by Nicholas Schou
Don’t even try to tell Mary Sheldon about how COVID-19 is hurting local businesses.
After all, the owner of Tecolote Book Shop in Montecito’s Upper Village has been a bookseller for 30 years, the last 20 of which had the misfortune of taking place after the unprecedented rise of online shopping spearheaded by Amazon. Technically, Tecolote has been open almost four times as long as the internet has existed: since 1925 to be exact, although not at its current location on East Valley Road. The bookstore’s first iteration was in downtown Santa Barbara’s El Paseo. “There were Tecolotes in a few spots and then it ended up at what is now the De La Guerra House Museum,” Sheldon explains. “They moved out here in the early 1960s when this shopping center was built. Then in 1975, they closed the other store in Santa Barbara, leaving this as the only one.”
Sheldon began working at the shop in 1991, managing it for then-owner Peggy Dent until 12 years ago when Dent retired, at which point Sheldon realized she had an opportunity to save the local landmark. “She said that if I didn’t buy it, she would probably close it,” Sheldon recalls. “I thought the store needed more respect and so I contacted a regular customer who was interested in buying it if it was ever for sale. We made a partnership and here we are.”
Ever since all but essential businesses in town were forced to close to the public because of the coronavirus pandemic, Sheldon has been keeping the shop open thanks to the fact that her main entrance features a Dutch door. This feature allows her to keep the top half of the door open so the public knows the shop is open, yet the bottom half of the door can remain locked to prevent anyone from wandering inside. “It’s great,” Sheldon says. “I can say hi to people and people can come by to pick up books they’ve ordered or to ask if there is a book that they could get for their son for a birthday.”
Sheldon likens Tecolote’s temporary business model as somewhat akin to what used to be known as a carriage trade, where people would ride up to a shop in a carriage and purchase something and have it wrapped up for them on the spot.
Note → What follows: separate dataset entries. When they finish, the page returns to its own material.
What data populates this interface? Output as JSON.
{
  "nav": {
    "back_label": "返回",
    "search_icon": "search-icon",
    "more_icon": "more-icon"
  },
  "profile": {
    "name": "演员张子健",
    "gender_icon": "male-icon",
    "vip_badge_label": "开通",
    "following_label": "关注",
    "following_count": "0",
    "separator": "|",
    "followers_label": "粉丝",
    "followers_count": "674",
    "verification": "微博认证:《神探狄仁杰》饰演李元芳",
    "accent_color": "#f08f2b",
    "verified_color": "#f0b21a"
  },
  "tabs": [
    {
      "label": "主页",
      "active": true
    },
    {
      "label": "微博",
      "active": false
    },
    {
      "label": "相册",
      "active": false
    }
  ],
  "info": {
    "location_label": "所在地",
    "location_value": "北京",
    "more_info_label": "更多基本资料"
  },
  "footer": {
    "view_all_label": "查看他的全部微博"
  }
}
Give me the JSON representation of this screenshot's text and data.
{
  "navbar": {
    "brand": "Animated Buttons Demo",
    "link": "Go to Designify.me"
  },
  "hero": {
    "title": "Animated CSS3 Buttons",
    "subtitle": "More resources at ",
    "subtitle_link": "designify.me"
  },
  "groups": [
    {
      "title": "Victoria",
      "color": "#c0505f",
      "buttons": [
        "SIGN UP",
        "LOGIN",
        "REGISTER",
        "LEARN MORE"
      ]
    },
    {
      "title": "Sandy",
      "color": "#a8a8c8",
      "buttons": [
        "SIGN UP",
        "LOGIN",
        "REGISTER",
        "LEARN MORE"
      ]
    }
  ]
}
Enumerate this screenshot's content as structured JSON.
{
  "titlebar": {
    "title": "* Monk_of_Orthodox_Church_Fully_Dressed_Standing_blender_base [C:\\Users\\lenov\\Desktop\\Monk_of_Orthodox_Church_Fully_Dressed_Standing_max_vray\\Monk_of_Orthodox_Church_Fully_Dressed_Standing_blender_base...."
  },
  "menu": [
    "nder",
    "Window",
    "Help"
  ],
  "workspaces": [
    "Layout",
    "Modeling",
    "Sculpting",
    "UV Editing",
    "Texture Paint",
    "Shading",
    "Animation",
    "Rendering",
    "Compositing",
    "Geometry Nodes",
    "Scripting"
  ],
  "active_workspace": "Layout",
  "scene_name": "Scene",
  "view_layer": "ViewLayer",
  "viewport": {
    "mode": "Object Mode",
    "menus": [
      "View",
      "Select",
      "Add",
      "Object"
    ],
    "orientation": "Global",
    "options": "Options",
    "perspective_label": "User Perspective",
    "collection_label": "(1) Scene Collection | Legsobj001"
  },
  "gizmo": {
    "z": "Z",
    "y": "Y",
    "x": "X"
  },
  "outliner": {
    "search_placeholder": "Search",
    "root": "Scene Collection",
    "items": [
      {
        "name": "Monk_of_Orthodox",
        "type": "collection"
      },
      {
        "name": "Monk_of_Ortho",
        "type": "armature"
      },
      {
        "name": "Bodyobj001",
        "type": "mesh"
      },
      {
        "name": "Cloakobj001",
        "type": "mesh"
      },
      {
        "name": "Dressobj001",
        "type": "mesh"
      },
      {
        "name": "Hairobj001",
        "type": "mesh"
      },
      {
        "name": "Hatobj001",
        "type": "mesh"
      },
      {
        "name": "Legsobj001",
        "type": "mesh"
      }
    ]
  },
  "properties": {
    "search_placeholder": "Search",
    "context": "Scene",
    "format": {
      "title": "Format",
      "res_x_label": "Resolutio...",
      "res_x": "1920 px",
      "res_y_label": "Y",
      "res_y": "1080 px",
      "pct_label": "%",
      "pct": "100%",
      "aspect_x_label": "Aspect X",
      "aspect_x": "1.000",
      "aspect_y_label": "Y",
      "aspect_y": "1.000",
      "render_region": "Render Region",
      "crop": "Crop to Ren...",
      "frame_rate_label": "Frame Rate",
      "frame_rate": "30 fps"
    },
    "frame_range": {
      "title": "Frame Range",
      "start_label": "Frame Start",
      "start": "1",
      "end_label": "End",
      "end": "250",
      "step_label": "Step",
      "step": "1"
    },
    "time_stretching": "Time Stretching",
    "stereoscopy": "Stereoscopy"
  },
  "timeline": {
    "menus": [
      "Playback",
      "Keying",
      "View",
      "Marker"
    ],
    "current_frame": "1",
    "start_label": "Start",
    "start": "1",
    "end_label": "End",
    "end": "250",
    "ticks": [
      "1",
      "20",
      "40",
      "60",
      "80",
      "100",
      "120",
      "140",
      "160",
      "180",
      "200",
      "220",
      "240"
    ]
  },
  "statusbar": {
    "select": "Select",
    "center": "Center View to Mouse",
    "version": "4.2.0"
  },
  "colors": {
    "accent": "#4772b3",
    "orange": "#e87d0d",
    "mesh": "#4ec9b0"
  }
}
Long-term customers have also made a point of dropping by. “I think right now people really like to get out of their houses just to take a walk,” she says. “There are a lot of people walking around, and this is kind of a destination: Let’s go by the bookstore and see if it’s open.”
That said, Sheldon adds, she hasn’t been able to help but notice a lot of shops nearby have closed in recent years, including a stationery shop and then a jewelry store, Sheldon’s next door neighbor, which shuttered in March. “A lot of people have moved to other places in Santa Barbara or other places in the U.S. We’ve also lost a lot of our customers to age.”
And then there’s Amazon, which while now offering self-isolated shoppers everything from toothpaste to toilet paper, actually started out as a simple online bookselling website. “Something that has hurt all retail businesses, but which hurt booksellers to begin with is this twenty-year span that we have had to put up with Amazon,” Sheldon says. “I guess it’s what the American people want, but it sucks.”
That said, Sheldon tries to remain humorous about the competition. When she’s unable to find a book for a customer, she recommends the website, although not exactly by name. “We tell people, ‘If you can’t find the book, you can always go up the river,'” she says, only half-jokingly. “With technology, I want it to work for me. I don’t want to work for it.”
Tecolote Book Shop is located at 1470 East Valley Road; 805-969-4977; tecolotebookshop.com. Temporary hours: 10 am-1 pm Monday-Friday.